=== Web page and app entries ===
^^^^

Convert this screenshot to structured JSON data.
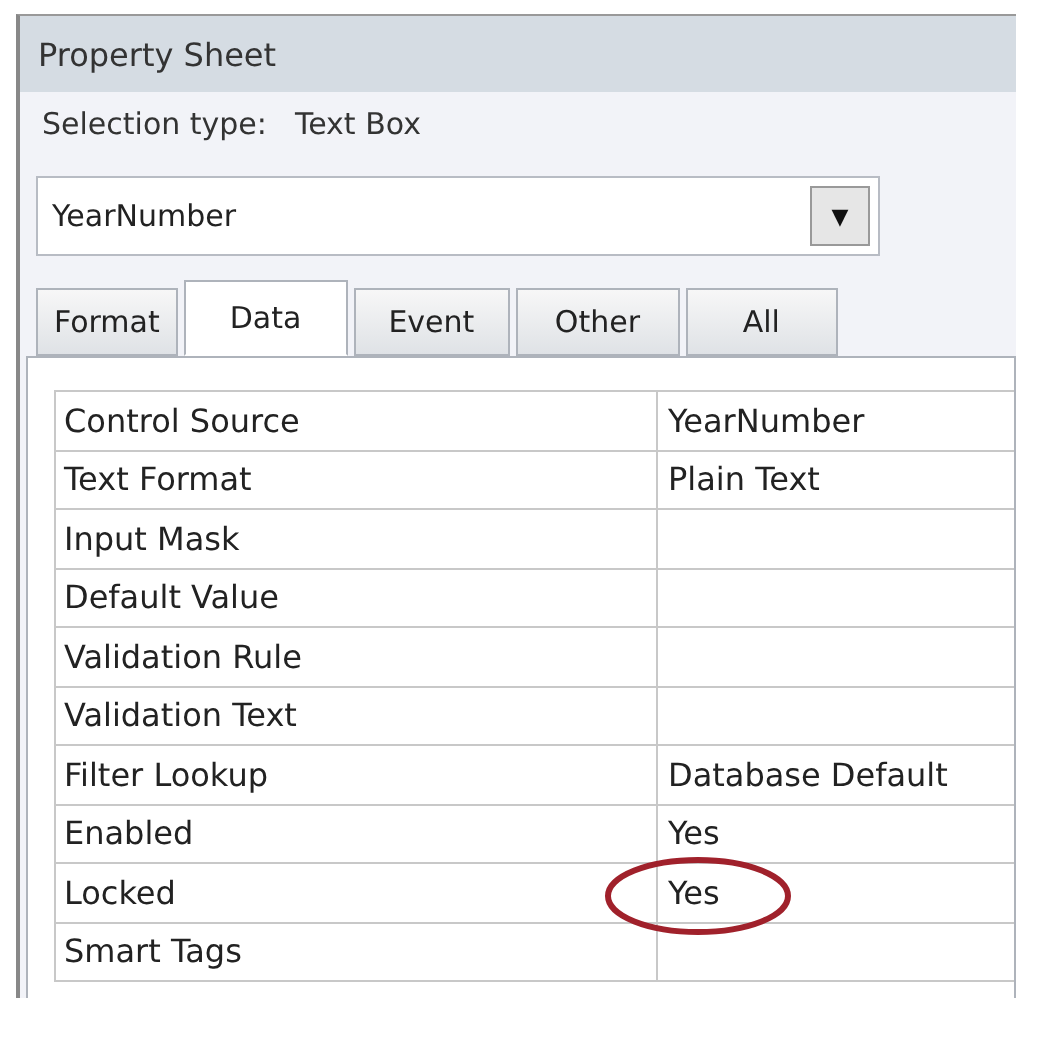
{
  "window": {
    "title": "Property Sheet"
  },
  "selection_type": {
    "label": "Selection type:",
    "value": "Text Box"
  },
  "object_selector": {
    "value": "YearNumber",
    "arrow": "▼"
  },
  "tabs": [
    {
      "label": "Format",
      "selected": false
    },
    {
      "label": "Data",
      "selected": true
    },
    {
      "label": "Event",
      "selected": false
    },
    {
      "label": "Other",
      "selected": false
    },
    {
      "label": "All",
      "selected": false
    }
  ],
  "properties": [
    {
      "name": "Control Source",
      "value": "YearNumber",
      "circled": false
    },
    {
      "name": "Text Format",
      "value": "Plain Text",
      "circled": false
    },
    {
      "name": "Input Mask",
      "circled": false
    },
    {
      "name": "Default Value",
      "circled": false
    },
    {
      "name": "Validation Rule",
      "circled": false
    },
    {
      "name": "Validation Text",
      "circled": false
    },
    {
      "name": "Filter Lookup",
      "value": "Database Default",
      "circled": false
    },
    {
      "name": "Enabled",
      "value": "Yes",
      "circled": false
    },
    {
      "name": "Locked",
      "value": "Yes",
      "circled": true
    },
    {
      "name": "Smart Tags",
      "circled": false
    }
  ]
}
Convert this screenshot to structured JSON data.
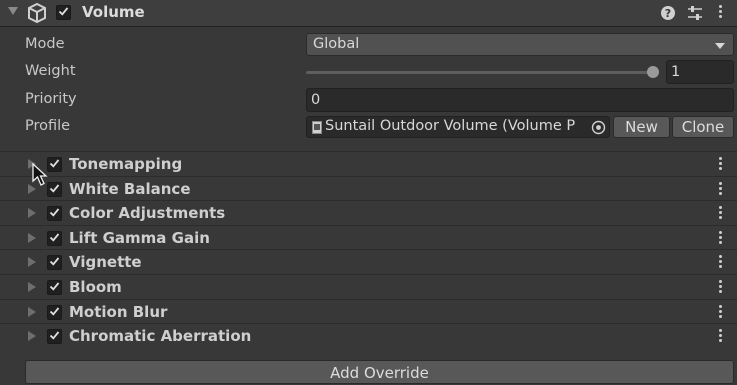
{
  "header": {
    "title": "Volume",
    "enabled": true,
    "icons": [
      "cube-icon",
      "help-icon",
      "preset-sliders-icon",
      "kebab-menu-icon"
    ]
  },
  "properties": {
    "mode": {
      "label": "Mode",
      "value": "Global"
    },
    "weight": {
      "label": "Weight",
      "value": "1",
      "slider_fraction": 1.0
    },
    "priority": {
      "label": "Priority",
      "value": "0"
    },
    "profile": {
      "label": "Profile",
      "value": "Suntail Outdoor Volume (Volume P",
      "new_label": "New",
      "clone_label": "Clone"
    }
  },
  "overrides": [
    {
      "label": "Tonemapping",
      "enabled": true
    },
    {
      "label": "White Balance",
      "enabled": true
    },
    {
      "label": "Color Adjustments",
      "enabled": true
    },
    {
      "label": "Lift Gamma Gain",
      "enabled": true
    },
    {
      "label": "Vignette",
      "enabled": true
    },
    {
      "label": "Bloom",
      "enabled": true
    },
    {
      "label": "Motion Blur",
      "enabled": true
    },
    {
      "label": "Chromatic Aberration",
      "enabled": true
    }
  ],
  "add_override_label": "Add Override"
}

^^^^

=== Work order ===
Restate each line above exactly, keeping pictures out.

=== Output ===
Convert this screenshot to structured JSON data.
{
  "window": {
    "title": "Property Sheet"
  },
  "selection_type": {
    "label": "Selection type:",
    "value": "Text Box"
  },
  "object_selector": {
    "value": "YearNumber",
    "arrow": "▼"
  },
  "tabs": [
    {
      "label": "Format",
      "selected": false
    },
    {
      "label": "Data",
      "selected": true
    },
    {
      "label": "Event",
      "selected": false
    },
    {
      "label": "Other",
      "selected": false
    },
    {
      "label": "All",
      "selected": false
    }
  ],
  "properties": [
    {
      "name": "Control Source",
      "value": "YearNumber",
      "circled": false
    },
    {
      "name": "Text Format",
      "value": "Plain Text",
      "circled": false
    },
    {
      "name": "Input Mask",
      "circled": false
    },
    {
      "name": "Default Value",
      "circled": false
    },
    {
      "name": "Validation Rule",
      "circled": false
    },
    {
      "name": "Validation Text",
      "circled": false
    },
    {
      "name": "Filter Lookup",
      "value": "Database Default",
      "circled": false
    },
    {
      "name": "Enabled",
      "value": "Yes",
      "circled": false
    },
    {
      "name": "Locked",
      "value": "Yes",
      "circled": true
    },
    {
      "name": "Smart Tags",
      "circled": false
    }
  ]
}
Convert this screenshot to structured JSON data.
{
  "header": {
    "title": "Volume",
    "enabled": true,
    "icons": [
      "cube-icon",
      "help-icon",
      "preset-sliders-icon",
      "kebab-menu-icon"
    ]
  },
  "properties": {
    "mode": {
      "label": "Mode",
      "value": "Global"
    },
    "weight": {
      "label": "Weight",
      "value": "1",
      "slider_fraction": 1.0
    },
    "priority": {
      "label": "Priority",
      "value": "0"
    },
    "profile": {
      "label": "Profile",
      "value": "Suntail Outdoor Volume (Volume P",
      "new_label": "New",
      "clone_label": "Clone"
    }
  },
  "overrides": [
    {
      "label": "Tonemapping",
      "enabled": true
    },
    {
      "label": "White Balance",
      "enabled": true
    },
    {
      "label": "Color Adjustments",
      "enabled": true
    },
    {
      "label": "Lift Gamma Gain",
      "enabled": true
    },
    {
      "label": "Vignette",
      "enabled": true
    },
    {
      "label": "Bloom",
      "enabled": true
    },
    {
      "label": "Motion Blur",
      "enabled": true
    },
    {
      "label": "Chromatic Aberration",
      "enabled": true
    }
  ],
  "add_override_label": "Add Override"
}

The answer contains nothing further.